“It gives me so much joy to know that people who felt like they were isolated in this illness have found a connection to the information and humour in the show. We talk about everything from period pain to painful sex, and share stories of infertility, pregnancy loss, and misdiagnosis, but it’s all done through a healthy dose of humour and uses the information I have learned through working with the Australian Coalition for Endometriosis, Imagendo, National Endometriosis Clinical and Scientific Trials, Pelvic Pain Foundation of Australia, and through writing schools program, PPEP Talk (Periods, Pain and Endometriosis Program),” Libby says.
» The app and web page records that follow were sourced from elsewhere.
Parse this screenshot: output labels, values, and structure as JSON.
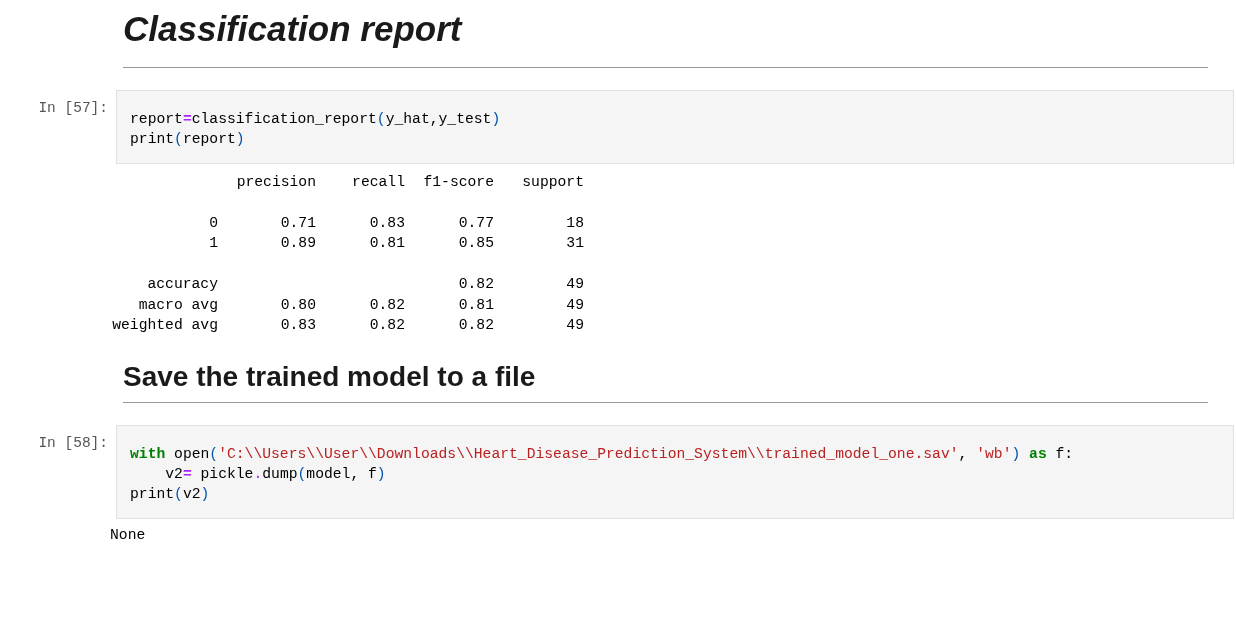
{
  "cells": [
    {
      "kind": "title",
      "text": "Classification report"
    },
    {
      "kind": "code",
      "prompt": "In [57]:",
      "lines": [
        [
          {
            "kind": "plain",
            "s": "report"
          },
          {
            "kind": "op",
            "s": "="
          },
          {
            "kind": "plain",
            "s": "classification_report"
          },
          {
            "kind": "paren",
            "s": "("
          },
          {
            "kind": "plain",
            "s": "y_hat,y_test"
          },
          {
            "kind": "paren",
            "s": ")"
          }
        ],
        [
          {
            "kind": "plain",
            "s": "print"
          },
          {
            "kind": "paren",
            "s": "("
          },
          {
            "kind": "plain",
            "s": "report"
          },
          {
            "kind": "paren",
            "s": ")"
          }
        ]
      ]
    },
    {
      "kind": "report",
      "columns": [
        "precision",
        "recall",
        "f1-score",
        "support"
      ],
      "rows": [
        [
          "0",
          "0.71",
          "0.83",
          "0.77",
          "18"
        ],
        [
          "1",
          "0.89",
          "0.81",
          "0.85",
          "31"
        ],
        null,
        [
          "accuracy",
          null,
          null,
          "0.82",
          "49"
        ],
        [
          "macro avg",
          "0.80",
          "0.82",
          "0.81",
          "49"
        ],
        [
          "weighted avg",
          "0.83",
          "0.82",
          "0.82",
          "49"
        ]
      ]
    },
    {
      "kind": "section",
      "text": "Save the trained model to a file"
    },
    {
      "kind": "code",
      "prompt": "In [58]:",
      "lines": [
        [
          {
            "kind": "kw",
            "s": "with"
          },
          {
            "kind": "plain",
            "s": " open"
          },
          {
            "kind": "paren",
            "s": "("
          },
          {
            "kind": "str",
            "s": "'C:\\\\Users\\\\User\\\\Downloads\\\\Heart_Disease_Prediction_System\\\\trained_model_one.sav'"
          },
          {
            "kind": "plain",
            "s": ", "
          },
          {
            "kind": "str",
            "s": "'wb'"
          },
          {
            "kind": "paren",
            "s": ")"
          },
          {
            "kind": "kw",
            "s": " as"
          },
          {
            "kind": "plain",
            "s": " f:"
          }
        ],
        [
          {
            "kind": "plain",
            "s": "    v2"
          },
          {
            "kind": "op",
            "s": "="
          },
          {
            "kind": "plain",
            "s": " pickle"
          },
          {
            "kind": "op",
            "s": "."
          },
          {
            "kind": "plain",
            "s": "dump"
          },
          {
            "kind": "paren",
            "s": "("
          },
          {
            "kind": "plain",
            "s": "model, f"
          },
          {
            "kind": "paren",
            "s": ")"
          }
        ],
        [
          {
            "kind": "plain",
            "s": "print"
          },
          {
            "kind": "paren",
            "s": "("
          },
          {
            "kind": "plain",
            "s": "v2"
          },
          {
            "kind": "paren",
            "s": ")"
          }
        ]
      ]
    },
    {
      "kind": "stdout",
      "text": "None"
    }
  ]
}
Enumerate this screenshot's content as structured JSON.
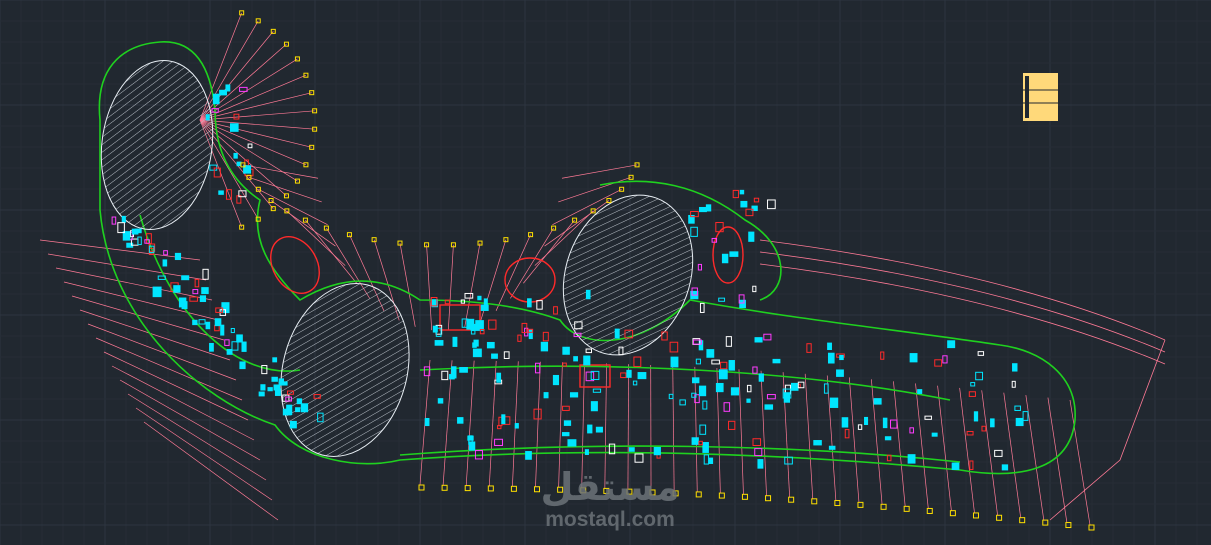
{
  "viewport": {
    "background": "#212830",
    "grid_minor": "#262d36",
    "grid_major": "#2d3540"
  },
  "colors": {
    "outline": "#1fd11f",
    "radial": "#ff7a96",
    "columns": "#00e5ff",
    "markers": "#ffe000",
    "hatch": "#b9c0c8",
    "walls": "#ff2a2a",
    "magenta": "#ff3cff",
    "titleblock": "#ffd97a"
  },
  "watermark": {
    "arabic": "مستقل",
    "latin": "mostaql.com"
  }
}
Performing at The Parlour at Lobethal on Sat 23 April at 8.15pm, GET TICKETS HERE for your prescription of pelvic pain related humour and a little bit of bad burlesque.


“If only public health education campaigns were this good. ****1/2” – The Advertiser

“If you have endometriosis, suspect you may have been misdiagnosed, care about someone with endometriosis, or simply want to learn and be entertained at the same time, you must see this show. Head to Gluttony and catch it before the end of the Fringe. Wear your good PJs.” ***** Glam Adelaide

“I laughed, I cried, I cried with laughter and most of all I learnt how to be a better supporter to my own Endo Friendos. A must see for anyone with a uterus or knows someone with a uterus.” ***** Kids in Adelaide

“I have never felt so seen… From the bottom of my heart thank you for being so real and so vulnerable and so damn funny.” – Audience member and endo patient

“Endo Days is more than an evening of charming chronic illness comedy. It is a lifeline of advocacy for people struggling to manage their symptoms. If you or someone you know has endometriosis, this is the Fringe show you should be attending – not just for the laughs, but for the solidarity of knowing there are other people out there who share your experiences. – **** Radio Adelaide

★★★★ “… raucous adventure on chronic illness. The band is great, the songs are catchy, the themes are important, the message is powerful, and the lap dances on various chairs and audience members are outstanding. Libby is smart, witty, sexy, vulnerable, cute, honest—the most charismatic host you could ask for on a musical learning journey about real pain—and real love, resilience and humour in the face of it.”  – **** Mindshare

“Libby Trainor Parker, a festival weekly award winner, highlights the reality of comfy pyjamas, wheat bags and suppositories for women living with endo. She swiftly earns the trust of her audience: they willingly name misdiagnoses they have endured, offer up pieces of demoralising unsolicited advice they have received, and join in endo-themed songs including I See Red and All the Endo Ladies.”- The Guardian

“Chronic illness really does make you feel alone in various ways — like you’re the only one going through it, secretly and desperately trying anything you can to make yourself feel better — so shows like [Endo Days] that speak openly, honestly, and sometimes brutally about it all, are groundbreaking and have the ability to change lives.” – Junkee